How our harbour city is being redefined
The City of Sydney has long been viewed as a place where people work, first and foremost. The Central Business District has been just that - the chief place where the city conducts its business. But with covid turning the world on its head, the workplace is fast becoming decentralized, with so many opting to work from home, at least for part of the week. So where does this leave our CBD in terms of its purpose? The answer is, somewhere better, more exciting and far more livable. Sydney is fast transforming into a mecca for recreation, leaving its tired work suit far behind.
With international tourism on hold, Sydneysiders themselves are coming in increasing numbers to meet up, have fun, celebrate and rediscover their harbour city. Not only is there a vibrant luxury shopping, café, restaurant, bar and club scene, but many of Sydney’s most cultural icons are located within easy walking distance of each other.
The attractions of the City of Sydney are as many and varied as there are days in a year, so you will never be short of ideas to stimulate, educate, socialize, shop and dine. As we emerge from the radical changes brought about by the pandemic, we are all looking forward to getting out more, and with things certainly opening up, nowhere is this more evident than in the CBD. Sydney City’s cultural institutions - its iconic Opera House, Museum of Contemporary Art, Art Gallery of NSW, Sydney Lyric, Capitol, State, Metro and Roslyn Packer Theatres, Australian Museum and so many more - are opening their doors with great optimism towards a post-covid and lock-down law reality.
This shift of focus is creating exciting new infrastructure, with the state government announcing $20million in additional funds for the $200million CBD Revitalisation Strategy. With the decentralization of traffic that has resulted from rerouting around and below the Sydney CBD, congestion is fast becoming a thing of the past. There are plans to redesign Circular Quay by removing the Cahill Expressway and relocating the rail line, thereby reconnecting our harbour city to its harbour. There are also plans to create a Town Hall Square, a, east-west pedestrian boulevard that would reunite Hyde Park with the heart of the city.

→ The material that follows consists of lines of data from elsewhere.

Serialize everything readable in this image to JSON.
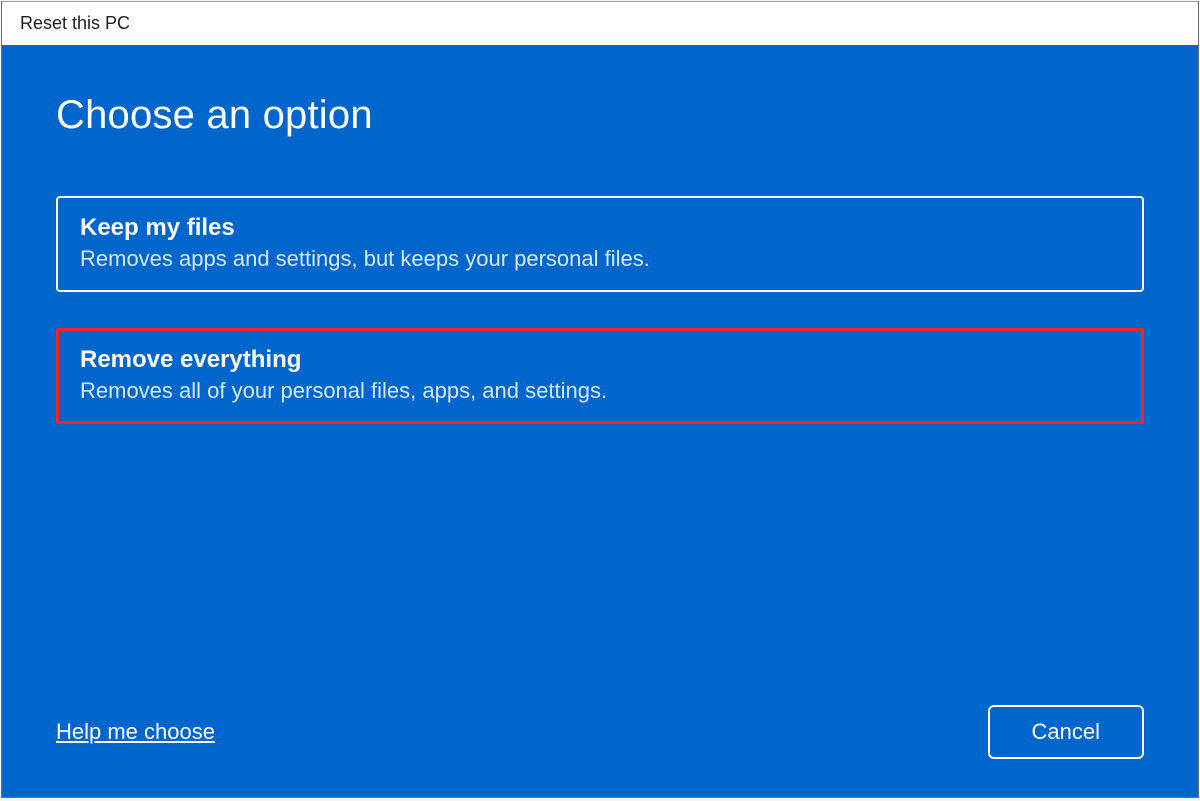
{
  "window": {
    "title": "Reset this PC"
  },
  "main": {
    "heading": "Choose an option",
    "options": [
      {
        "title": "Keep my files",
        "description": "Removes apps and settings, but keeps your personal files.",
        "highlighted": false
      },
      {
        "title": "Remove everything",
        "description": "Removes all of your personal files, apps, and settings.",
        "highlighted": true
      }
    ]
  },
  "footer": {
    "help_link": "Help me choose",
    "cancel_label": "Cancel"
  }
}
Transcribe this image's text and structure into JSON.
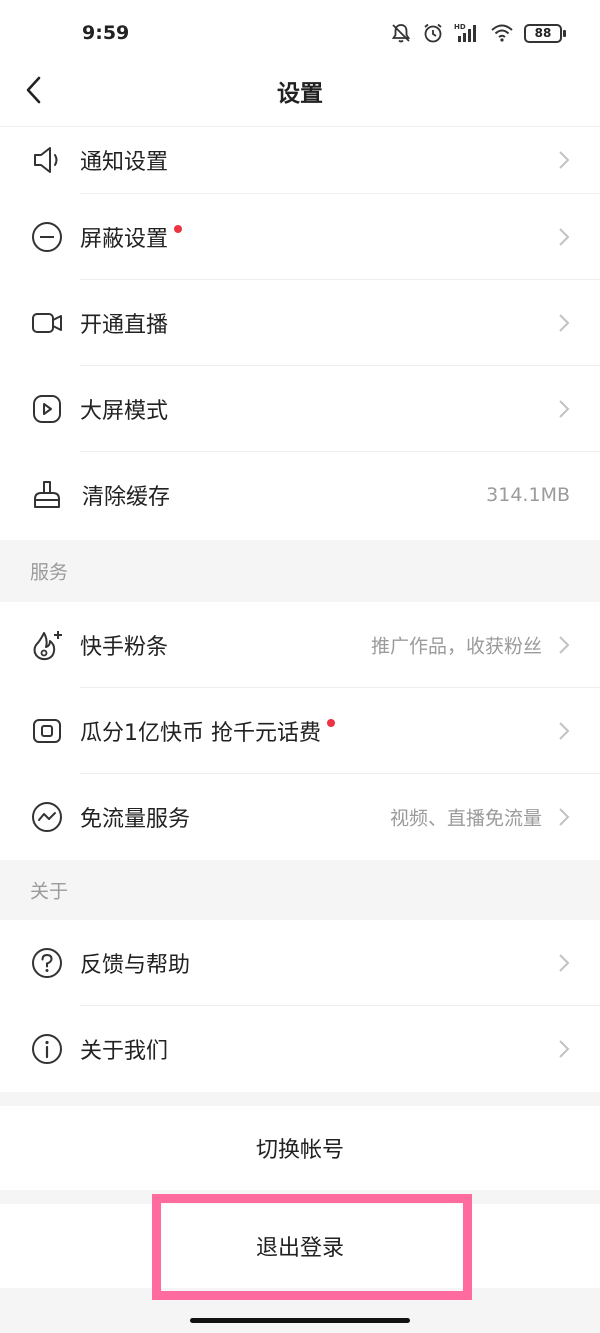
{
  "status_bar": {
    "time": "9:59",
    "battery": "88",
    "icons": [
      "mute-bell-icon",
      "alarm-icon",
      "hd-signal-icon",
      "wifi-icon",
      "battery-icon"
    ]
  },
  "header": {
    "title": "设置",
    "back_icon": "back-chevron-icon"
  },
  "settings": {
    "items": [
      {
        "label": "通知设置",
        "icon": "speaker-icon",
        "dot": false
      },
      {
        "label": "屏蔽设置",
        "icon": "minus-circle-icon",
        "dot": true
      },
      {
        "label": "开通直播",
        "icon": "camera-icon",
        "dot": false
      },
      {
        "label": "大屏模式",
        "icon": "play-square-icon",
        "dot": false
      },
      {
        "label": "清除缓存",
        "icon": "brush-icon",
        "value": "314.1MB"
      }
    ]
  },
  "services": {
    "header": "服务",
    "items": [
      {
        "label": "快手粉条",
        "icon": "flame-plus-icon",
        "value": "推广作品，收获粉丝"
      },
      {
        "label": "瓜分1亿快币 抢千元话费",
        "icon": "coin-card-icon",
        "dot": true
      },
      {
        "label": "免流量服务",
        "icon": "trend-circle-icon",
        "value": "视频、直播免流量"
      }
    ]
  },
  "about": {
    "header": "关于",
    "items": [
      {
        "label": "反馈与帮助",
        "icon": "question-circle-icon"
      },
      {
        "label": "关于我们",
        "icon": "info-circle-icon"
      }
    ]
  },
  "actions": {
    "switch_account": "切换帐号",
    "logout": "退出登录"
  },
  "colors": {
    "accent_dot": "#ee3344",
    "highlight": "#ff6b9e",
    "gap_bg": "#f5f5f5"
  }
}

And Sydneysiders are not just coming to have fun, increasing numbers of us are choosing to live here. As is the case of many of the world’s greatest cities, the focus of our city center is shifting towards a more recreational and cultural direction, making it a highly attractive option for those seeking to live a more cosmopolitan, cultured life. And with some of the country’s most luxurious and desirable apartments located here, the pull of our harbour city is attracting new residents in rapidly increasing numbers.
Visit the Cramer website to see all of our current luxury CBD properties.